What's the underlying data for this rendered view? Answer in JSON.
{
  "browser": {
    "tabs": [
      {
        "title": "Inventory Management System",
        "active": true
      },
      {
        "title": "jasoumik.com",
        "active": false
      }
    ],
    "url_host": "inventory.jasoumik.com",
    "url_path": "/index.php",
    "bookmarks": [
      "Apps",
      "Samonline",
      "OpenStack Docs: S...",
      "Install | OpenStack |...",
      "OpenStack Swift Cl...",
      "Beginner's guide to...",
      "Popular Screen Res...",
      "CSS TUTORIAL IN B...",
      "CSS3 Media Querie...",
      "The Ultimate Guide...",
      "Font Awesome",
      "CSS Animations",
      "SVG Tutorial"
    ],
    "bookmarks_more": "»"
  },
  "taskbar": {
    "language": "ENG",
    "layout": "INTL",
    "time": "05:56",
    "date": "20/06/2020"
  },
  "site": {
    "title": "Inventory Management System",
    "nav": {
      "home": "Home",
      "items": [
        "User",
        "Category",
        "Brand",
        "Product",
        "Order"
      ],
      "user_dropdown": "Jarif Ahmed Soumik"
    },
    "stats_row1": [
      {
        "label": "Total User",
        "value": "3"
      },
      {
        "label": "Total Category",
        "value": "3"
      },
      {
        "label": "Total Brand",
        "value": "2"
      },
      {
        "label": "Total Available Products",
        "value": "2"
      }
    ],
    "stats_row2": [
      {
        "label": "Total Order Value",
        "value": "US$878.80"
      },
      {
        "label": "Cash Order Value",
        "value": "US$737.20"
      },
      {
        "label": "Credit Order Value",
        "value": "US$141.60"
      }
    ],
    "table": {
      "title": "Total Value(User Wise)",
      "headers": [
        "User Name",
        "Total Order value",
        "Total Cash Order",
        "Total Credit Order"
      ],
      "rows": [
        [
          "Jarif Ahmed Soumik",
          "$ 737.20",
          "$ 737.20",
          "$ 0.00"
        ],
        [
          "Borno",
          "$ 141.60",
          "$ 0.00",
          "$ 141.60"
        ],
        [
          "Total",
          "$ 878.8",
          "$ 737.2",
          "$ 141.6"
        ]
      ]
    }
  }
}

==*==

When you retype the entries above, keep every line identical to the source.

What's the underlying data for this rendered view? Answer in JSON.
{
  "browser": {
    "tabs": [
      {
        "title": "Inventory Management System",
        "active": true
      },
      {
        "title": "jasoumik.com",
        "active": false
      }
    ],
    "url_host": "inventory.jasoumik.com",
    "url_path": "/index.php",
    "bookmarks": [
      "Apps",
      "Samonline",
      "OpenStack Docs: S...",
      "Install | OpenStack |...",
      "OpenStack Swift Cl...",
      "Beginner's guide to...",
      "Popular Screen Res...",
      "CSS TUTORIAL IN B...",
      "CSS3 Media Querie...",
      "The Ultimate Guide...",
      "Font Awesome",
      "CSS Animations",
      "SVG Tutorial"
    ],
    "bookmarks_more": "»"
  },
  "taskbar": {
    "language": "ENG",
    "layout": "INTL",
    "time": "05:56",
    "date": "20/06/2020"
  },
  "site": {
    "title": "Inventory Management System",
    "nav": {
      "home": "Home",
      "items": [
        "User",
        "Category",
        "Brand",
        "Product",
        "Order"
      ],
      "user_dropdown": "Jarif Ahmed Soumik"
    },
    "stats_row1": [
      {
        "label": "Total User",
        "value": "3"
      },
      {
        "label": "Total Category",
        "value": "3"
      },
      {
        "label": "Total Brand",
        "value": "2"
      },
      {
        "label": "Total Available Products",
        "value": "2"
      }
    ],
    "stats_row2": [
      {
        "label": "Total Order Value",
        "value": "US$878.80"
      },
      {
        "label": "Cash Order Value",
        "value": "US$737.20"
      },
      {
        "label": "Credit Order Value",
        "value": "US$141.60"
      }
    ],
    "table": {
      "title": "Total Value(User Wise)",
      "headers": [
        "User Name",
        "Total Order value",
        "Total Cash Order",
        "Total Credit Order"
      ],
      "rows": [
        [
          "Jarif Ahmed Soumik",
          "$ 737.20",
          "$ 737.20",
          "$ 0.00"
        ],
        [
          "Borno",
          "$ 141.60",
          "$ 0.00",
          "$ 141.60"
        ],
        [
          "Total",
          "$ 878.8",
          "$ 737.2",
          "$ 141.6"
        ]
      ]
    }
  }
}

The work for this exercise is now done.